### Exercise objective
Task for the records below: count the lines that contain the word "title" and give only that number.

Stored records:
☆ ☆ ☆
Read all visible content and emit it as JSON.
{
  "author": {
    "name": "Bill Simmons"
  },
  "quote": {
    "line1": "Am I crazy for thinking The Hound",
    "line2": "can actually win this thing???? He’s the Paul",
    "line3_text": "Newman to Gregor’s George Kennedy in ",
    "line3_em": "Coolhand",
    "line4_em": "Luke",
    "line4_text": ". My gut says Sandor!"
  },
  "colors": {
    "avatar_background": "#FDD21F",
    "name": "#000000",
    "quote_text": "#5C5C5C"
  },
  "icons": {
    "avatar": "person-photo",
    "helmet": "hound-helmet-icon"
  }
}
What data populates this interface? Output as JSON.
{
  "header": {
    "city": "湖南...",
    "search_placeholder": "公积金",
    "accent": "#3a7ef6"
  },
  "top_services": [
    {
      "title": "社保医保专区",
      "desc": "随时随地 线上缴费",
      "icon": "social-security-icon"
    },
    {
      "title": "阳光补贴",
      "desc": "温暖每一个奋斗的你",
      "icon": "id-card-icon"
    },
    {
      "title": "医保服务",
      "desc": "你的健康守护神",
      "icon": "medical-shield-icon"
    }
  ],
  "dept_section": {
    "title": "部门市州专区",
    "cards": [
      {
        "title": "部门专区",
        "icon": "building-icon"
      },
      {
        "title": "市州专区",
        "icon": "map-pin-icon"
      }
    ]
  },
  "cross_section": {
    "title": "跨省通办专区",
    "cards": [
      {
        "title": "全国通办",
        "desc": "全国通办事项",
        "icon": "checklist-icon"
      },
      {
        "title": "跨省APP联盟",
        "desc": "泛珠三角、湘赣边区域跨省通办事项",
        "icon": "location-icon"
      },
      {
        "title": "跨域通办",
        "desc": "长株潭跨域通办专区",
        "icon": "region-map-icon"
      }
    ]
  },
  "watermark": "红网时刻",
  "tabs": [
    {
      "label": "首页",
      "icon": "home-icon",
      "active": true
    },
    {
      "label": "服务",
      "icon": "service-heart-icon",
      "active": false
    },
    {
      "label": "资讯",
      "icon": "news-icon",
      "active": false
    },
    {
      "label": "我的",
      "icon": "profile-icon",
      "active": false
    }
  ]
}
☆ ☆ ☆
### Answer to this problem
10